* **Work required**:
In the data that follows, how many lines contain the word "value"? Give only that number.

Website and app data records
┌──

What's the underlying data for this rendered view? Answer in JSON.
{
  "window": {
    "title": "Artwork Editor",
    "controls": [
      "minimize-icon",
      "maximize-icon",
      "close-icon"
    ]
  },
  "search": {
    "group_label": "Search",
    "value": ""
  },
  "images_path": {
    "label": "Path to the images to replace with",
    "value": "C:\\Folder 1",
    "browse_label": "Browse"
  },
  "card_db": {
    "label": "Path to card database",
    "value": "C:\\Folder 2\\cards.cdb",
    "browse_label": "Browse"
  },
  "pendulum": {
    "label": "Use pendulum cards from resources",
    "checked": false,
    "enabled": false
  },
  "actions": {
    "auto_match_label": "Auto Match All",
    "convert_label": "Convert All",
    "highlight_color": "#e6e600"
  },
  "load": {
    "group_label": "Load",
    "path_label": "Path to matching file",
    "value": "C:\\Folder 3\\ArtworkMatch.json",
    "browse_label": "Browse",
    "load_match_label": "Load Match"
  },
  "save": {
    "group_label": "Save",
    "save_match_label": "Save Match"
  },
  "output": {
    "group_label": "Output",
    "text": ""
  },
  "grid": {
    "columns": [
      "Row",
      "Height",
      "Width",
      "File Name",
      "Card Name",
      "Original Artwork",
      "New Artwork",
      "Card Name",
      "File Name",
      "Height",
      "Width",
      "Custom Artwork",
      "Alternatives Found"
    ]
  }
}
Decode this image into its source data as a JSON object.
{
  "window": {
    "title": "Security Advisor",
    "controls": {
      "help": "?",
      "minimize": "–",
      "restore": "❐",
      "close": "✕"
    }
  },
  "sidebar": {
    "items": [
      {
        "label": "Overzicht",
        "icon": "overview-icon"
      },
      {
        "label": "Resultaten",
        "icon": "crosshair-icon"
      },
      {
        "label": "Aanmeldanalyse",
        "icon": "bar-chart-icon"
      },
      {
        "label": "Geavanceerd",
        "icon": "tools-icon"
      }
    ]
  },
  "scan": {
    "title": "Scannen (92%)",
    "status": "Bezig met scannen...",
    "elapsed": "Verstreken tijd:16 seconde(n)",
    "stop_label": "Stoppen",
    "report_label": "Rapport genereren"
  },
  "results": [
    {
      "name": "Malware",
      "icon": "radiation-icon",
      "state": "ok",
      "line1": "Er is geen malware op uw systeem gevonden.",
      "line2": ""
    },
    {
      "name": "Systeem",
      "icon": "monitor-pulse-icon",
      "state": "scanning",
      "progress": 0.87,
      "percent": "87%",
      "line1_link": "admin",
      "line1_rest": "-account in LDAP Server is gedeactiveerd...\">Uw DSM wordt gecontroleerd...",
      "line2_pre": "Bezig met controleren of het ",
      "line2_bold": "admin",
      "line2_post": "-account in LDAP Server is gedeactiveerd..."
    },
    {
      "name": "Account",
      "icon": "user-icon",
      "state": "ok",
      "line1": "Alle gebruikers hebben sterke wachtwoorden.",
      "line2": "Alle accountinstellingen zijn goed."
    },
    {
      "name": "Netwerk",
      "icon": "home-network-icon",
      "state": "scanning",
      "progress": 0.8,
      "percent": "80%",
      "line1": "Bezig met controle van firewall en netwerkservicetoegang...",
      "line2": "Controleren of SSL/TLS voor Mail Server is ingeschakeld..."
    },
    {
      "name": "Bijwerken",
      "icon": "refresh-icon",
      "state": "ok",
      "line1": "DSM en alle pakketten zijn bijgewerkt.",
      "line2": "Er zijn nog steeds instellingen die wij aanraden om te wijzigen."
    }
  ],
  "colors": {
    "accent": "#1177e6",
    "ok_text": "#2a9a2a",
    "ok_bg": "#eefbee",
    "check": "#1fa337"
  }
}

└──

* **Result of the exercise**:
4